Premier Guitar features affiliate links to help support our content. We may earn a commission on any affiliated purchases.

Last Call: Evolution

Last Call: Evolution
Last Call: Evolution
The male zebra finch starts out emulating its father's songs, but eventually learns to make variations and compose its own melody to attract a mate. Photo by Peripitus

Much like birds, we are constantly developing our own musical voices.

“Man, sometimes it takes you a long time to sound like yourself." —Miles Davis

Episode 2 of the Netflix series The Mind, Explained noted that the male zebra finch must come up with his own unique song to impress a mate. Young males listen to the songs of their fathers, and then try to emulate them. Diving deeper into it, scientists hooked the birds up to machines that tracked brain and muscle patterns. They found that, while sleeping, the bird's vocal muscles and brain patterns were very similar to the muscle and brain patterns present when these birds were mimicking their father's songs. But there were reoccurring variations in these patterns suggesting that “these feathered Casanovas appear to be dreaming of variations of their love songs…. Each night the songs get looser and each day they tighten up until a unique, clear melody emerges from the chatter."

This seems like a lot of information to glean from a few dozen electrodes wired into a bird brain, but the fact remains that these birds compose music in their sleep, in order to get laid, and, apparently, it's got to be an original tune, no covers. How eerily human.

Speaking of birds and wasting time in front of a screen, today on TikTok I heard Neil deGrasse Tyson answer the chicken-and-egg question. Tyson explained that the egg came first, but it came out of something that was not technically a chicken. The first chicken was a mutant so different from its parents that it qualified as an entirely different species.

I'm not just randomly stringing together ornithological facts: The point is that everything comes from something, and although some things may start with the same ingredients, each generation gets further away from the original until it's difficult to recognize the source. That's evolution. That's life. That's music.

The first time I heard Van Halen, I wasn't even sure I was hearing a guitar. I was in 9th grade and had been playing guitar poorly for a few years, but I was really into music. Before my friend played me that album, I'd never heard anything like Ed, because there had never been anything like Ed. He was this beautiful mutation. I read an early interview and was surprised to learn that Van Halen was influenced by Eric Clapton. I couldn't see the connection. Taking nothing away from Clapton, it's like an eagle giving birth to a dragon. (Maybe that's not the right simile, but I'm sticking with this avian theme and an eagle is the most regal bird I can think of.)

“Like our zebra finch friend, we start by copping the songs of those who got us started and tweak it until it becomes our own."

Similarly, although Clapton was influenced by Robert Johnson, Freddie and B.B. King, Chuck Berry, Jimmy Reed, and Muddy Waters, the stuff that made Clapton a god sounded nothing like the guys he was copping.

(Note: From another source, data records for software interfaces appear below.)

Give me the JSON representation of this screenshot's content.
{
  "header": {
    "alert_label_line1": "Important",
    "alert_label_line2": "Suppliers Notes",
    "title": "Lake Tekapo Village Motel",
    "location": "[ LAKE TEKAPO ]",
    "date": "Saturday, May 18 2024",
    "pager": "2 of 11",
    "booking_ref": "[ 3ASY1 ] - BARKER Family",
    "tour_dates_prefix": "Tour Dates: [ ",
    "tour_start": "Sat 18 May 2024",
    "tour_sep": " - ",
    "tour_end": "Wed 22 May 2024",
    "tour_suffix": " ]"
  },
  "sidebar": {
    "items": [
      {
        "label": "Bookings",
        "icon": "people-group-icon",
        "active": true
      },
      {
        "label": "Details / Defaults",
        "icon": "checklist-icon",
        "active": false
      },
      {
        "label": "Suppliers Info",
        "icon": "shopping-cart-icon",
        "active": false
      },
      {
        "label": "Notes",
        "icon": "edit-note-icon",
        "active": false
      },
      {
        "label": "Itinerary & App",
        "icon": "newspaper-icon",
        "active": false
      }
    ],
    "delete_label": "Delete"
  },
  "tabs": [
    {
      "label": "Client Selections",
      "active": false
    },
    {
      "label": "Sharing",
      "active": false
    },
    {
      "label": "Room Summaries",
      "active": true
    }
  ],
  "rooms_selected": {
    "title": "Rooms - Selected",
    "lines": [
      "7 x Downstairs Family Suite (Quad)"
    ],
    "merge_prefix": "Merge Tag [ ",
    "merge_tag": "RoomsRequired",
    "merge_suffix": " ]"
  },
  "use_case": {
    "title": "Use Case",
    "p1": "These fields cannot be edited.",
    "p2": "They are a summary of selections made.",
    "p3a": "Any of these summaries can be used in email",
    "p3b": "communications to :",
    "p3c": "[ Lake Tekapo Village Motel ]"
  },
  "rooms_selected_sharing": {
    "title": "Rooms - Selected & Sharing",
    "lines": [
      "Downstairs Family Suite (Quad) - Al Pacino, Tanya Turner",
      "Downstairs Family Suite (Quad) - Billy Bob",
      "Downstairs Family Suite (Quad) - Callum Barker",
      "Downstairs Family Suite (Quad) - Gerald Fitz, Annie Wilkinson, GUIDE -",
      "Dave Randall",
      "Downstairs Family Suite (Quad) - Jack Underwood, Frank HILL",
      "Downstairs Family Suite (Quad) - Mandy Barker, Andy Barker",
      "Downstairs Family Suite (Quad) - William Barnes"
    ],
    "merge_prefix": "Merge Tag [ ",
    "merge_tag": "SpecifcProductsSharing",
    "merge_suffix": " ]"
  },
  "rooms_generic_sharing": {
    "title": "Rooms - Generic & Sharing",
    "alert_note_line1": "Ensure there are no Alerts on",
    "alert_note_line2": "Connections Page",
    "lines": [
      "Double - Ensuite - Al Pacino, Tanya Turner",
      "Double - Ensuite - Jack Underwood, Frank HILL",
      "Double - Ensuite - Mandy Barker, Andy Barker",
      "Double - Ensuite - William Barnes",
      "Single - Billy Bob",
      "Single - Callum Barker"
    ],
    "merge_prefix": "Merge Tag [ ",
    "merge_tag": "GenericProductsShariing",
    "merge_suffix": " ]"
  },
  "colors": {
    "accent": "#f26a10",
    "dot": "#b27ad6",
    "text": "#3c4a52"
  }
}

In turn, E.C. influenced anyone who plugged in an electric guitar from 1966 on, including Van Halen, who then took most 1980s guitarists in such a different direction that you can't hear where he came from. Like the first chicken becoming a different species than its mamma, Eric and Ed became different genres than their progenitors.

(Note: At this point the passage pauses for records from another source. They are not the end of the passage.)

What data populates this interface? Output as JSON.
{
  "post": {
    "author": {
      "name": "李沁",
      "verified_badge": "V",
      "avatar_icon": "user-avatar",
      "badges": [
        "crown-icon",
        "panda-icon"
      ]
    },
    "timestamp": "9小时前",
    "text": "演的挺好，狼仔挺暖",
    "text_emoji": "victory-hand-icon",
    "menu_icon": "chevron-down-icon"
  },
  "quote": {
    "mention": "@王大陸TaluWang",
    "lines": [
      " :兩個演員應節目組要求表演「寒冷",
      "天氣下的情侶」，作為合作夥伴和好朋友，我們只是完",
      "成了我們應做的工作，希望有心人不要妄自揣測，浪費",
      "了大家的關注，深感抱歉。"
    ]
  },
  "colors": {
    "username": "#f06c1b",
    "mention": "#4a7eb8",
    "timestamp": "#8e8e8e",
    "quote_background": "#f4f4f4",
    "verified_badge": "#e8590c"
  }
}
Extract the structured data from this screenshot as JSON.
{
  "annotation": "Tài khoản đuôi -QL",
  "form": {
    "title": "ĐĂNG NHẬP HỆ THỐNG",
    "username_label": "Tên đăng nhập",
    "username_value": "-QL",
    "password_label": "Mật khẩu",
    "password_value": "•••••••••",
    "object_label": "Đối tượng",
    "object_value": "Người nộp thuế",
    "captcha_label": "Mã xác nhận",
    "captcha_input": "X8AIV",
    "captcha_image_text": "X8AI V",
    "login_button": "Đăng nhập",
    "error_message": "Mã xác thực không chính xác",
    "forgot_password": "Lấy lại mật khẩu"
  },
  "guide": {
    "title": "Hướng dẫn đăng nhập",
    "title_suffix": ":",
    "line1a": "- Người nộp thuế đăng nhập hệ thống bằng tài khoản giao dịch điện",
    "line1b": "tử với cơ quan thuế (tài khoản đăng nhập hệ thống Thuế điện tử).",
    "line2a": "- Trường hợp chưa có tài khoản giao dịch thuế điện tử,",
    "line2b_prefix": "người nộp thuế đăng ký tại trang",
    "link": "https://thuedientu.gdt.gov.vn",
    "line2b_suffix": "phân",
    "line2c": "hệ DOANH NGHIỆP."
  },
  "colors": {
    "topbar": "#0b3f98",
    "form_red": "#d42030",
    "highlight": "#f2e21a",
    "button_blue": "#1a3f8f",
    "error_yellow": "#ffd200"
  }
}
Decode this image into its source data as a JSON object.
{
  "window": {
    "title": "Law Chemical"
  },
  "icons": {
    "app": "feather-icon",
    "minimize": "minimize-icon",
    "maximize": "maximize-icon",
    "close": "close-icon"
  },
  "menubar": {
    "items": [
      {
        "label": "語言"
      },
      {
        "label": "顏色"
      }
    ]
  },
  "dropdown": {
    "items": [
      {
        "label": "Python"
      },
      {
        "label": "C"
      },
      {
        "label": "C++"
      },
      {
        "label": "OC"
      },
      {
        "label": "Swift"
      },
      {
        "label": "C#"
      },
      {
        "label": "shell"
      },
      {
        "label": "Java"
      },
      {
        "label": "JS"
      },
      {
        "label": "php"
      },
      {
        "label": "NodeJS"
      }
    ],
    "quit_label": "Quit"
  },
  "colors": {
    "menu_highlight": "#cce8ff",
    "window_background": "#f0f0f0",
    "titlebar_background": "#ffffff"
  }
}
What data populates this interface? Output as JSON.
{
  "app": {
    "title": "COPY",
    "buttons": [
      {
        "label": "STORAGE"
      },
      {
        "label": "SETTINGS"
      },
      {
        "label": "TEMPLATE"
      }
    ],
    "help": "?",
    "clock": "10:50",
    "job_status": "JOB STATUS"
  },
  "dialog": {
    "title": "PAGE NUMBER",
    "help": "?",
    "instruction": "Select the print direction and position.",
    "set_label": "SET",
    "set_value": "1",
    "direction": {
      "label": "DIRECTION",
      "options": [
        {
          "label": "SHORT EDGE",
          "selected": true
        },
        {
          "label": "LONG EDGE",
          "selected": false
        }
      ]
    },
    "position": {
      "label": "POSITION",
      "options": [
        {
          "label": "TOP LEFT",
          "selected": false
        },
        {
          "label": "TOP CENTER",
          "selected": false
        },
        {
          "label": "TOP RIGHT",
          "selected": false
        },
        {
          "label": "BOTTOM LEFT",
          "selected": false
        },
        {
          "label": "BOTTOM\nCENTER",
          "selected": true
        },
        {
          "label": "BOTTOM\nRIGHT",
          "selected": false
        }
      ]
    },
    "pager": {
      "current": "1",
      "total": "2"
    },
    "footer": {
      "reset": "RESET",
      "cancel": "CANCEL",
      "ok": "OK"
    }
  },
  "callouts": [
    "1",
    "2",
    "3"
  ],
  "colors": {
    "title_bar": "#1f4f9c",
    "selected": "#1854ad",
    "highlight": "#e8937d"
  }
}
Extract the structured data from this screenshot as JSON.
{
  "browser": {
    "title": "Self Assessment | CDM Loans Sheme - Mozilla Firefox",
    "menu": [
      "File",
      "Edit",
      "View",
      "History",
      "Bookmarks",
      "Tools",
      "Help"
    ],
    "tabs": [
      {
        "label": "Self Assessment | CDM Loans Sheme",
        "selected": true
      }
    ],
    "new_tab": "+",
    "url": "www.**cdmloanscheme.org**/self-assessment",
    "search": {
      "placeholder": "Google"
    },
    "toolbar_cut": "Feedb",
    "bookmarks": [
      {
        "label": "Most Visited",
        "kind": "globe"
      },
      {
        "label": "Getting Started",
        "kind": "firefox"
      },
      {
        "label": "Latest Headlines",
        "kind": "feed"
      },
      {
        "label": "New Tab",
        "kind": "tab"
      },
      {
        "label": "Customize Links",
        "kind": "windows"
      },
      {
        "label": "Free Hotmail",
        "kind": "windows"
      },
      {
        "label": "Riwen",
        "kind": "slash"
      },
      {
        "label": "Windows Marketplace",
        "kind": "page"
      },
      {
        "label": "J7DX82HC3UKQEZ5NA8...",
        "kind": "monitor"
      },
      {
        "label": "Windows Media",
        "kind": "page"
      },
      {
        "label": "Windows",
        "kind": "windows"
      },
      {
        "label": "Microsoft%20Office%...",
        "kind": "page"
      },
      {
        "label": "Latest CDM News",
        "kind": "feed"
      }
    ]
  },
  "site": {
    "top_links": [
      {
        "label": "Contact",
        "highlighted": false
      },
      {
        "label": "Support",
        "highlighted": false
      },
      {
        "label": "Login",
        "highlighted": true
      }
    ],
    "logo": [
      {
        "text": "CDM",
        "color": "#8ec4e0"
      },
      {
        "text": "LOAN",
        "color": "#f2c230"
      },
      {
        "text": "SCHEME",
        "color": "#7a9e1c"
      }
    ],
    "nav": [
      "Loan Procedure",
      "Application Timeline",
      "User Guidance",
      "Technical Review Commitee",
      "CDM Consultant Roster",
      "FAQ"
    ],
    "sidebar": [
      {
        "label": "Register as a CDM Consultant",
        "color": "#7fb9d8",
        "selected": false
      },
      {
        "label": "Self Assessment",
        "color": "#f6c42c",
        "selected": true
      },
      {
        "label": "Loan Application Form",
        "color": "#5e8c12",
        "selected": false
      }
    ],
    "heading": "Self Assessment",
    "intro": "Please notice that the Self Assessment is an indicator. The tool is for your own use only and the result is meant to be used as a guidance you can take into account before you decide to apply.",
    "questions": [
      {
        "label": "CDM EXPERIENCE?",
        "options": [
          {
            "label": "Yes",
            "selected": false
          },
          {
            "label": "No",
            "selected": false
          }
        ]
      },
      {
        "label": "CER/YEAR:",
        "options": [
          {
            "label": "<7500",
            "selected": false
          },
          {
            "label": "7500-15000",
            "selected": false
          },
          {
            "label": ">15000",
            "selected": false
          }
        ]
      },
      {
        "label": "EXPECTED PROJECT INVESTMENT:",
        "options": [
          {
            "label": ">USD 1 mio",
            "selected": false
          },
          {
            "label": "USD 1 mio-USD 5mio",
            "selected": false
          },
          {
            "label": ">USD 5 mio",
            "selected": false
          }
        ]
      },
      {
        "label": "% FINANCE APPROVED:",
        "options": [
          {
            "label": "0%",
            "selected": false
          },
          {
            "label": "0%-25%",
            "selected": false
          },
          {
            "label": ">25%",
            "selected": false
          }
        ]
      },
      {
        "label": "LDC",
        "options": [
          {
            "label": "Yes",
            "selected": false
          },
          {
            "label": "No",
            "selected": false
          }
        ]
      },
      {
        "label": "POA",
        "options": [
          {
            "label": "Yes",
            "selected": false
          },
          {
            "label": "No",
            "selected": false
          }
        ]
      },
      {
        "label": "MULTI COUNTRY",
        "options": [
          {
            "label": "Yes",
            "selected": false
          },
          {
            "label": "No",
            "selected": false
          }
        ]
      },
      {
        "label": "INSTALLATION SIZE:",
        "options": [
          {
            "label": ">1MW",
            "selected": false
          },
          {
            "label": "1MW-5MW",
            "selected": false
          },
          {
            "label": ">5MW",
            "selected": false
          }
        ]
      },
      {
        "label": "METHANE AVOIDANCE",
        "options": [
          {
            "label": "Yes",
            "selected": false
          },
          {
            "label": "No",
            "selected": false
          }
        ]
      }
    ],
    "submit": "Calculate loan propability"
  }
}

It's interesting how our personal taste, particularly in music, defines us. You are what you like. Into blues? You're a blues player. Into metal? Etc., etc., etc. To a certain extent, we're a product of our environment, gravitating toward what we're exposed to. But eventually we explore on our own and discover influences outside what we've known, and that leaves its mark.

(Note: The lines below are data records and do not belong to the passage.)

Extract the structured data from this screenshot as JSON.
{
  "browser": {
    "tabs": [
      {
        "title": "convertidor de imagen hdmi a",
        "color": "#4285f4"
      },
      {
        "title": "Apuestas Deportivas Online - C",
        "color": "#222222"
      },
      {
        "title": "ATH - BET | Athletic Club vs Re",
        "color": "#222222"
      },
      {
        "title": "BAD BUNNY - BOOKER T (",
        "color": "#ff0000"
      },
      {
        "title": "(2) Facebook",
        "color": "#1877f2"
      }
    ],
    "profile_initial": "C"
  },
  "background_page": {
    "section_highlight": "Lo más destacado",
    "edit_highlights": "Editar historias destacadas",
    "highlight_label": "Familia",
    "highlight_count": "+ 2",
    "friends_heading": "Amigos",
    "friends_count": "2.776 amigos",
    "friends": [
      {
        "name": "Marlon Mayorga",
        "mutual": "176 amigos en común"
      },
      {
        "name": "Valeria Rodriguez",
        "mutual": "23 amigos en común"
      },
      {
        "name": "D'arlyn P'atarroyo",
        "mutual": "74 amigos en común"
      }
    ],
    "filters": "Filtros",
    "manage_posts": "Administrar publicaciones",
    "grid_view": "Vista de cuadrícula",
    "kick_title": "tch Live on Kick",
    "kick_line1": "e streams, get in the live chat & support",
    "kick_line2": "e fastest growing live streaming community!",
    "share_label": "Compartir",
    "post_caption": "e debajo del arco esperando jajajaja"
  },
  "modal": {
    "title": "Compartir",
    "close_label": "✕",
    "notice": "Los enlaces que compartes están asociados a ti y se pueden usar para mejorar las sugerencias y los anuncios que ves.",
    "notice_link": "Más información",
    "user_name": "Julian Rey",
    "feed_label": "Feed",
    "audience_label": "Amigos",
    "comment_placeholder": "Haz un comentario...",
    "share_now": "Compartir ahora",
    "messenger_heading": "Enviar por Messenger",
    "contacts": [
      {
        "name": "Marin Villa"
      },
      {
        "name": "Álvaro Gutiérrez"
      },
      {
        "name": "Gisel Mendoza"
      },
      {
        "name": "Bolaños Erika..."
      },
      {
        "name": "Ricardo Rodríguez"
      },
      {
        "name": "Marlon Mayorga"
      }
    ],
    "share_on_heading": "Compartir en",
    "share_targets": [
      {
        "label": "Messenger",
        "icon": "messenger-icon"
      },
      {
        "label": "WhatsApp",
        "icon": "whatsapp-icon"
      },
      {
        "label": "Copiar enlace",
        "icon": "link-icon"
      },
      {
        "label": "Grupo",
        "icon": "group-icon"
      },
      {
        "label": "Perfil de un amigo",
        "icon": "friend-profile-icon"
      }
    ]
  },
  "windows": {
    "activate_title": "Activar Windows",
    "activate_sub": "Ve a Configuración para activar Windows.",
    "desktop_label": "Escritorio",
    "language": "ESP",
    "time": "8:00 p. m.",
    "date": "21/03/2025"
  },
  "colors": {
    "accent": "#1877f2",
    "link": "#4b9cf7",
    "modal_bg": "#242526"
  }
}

You never know what's going to connect to you. Por ejemplo: Clapton was my guy when I first got into guitar. When I was 16 and caught him in concert, everything unsuspectingly changed. That night, Albert Lee, who was in Clapton's band, opened the show with his song “Country Boy." Until then, I thought country guitar was corny, like Buck Owens. (No offense. Buck's great. I just didn't get it until later.) Hearing Lee rip up that Tele was the most exciting music I'd ever heard—it totally changed my trajectory. Until then, I was all about blues and rock, but I went a totally different direction. Today, I don't sound anything like Lee or Clapton, but I can trace the genesis of much of what I do back to the music I heard that night.

Like our zebra finch friend, we start by copping the songs of those who got us started and tweak it until it becomes our own.

Music is a never-ending journey of self-discovery. What keeps it interesting is that when you're playing and listening, you're evolving. What we like changes, so no matter where you're going, there is another distant exotic land awaiting.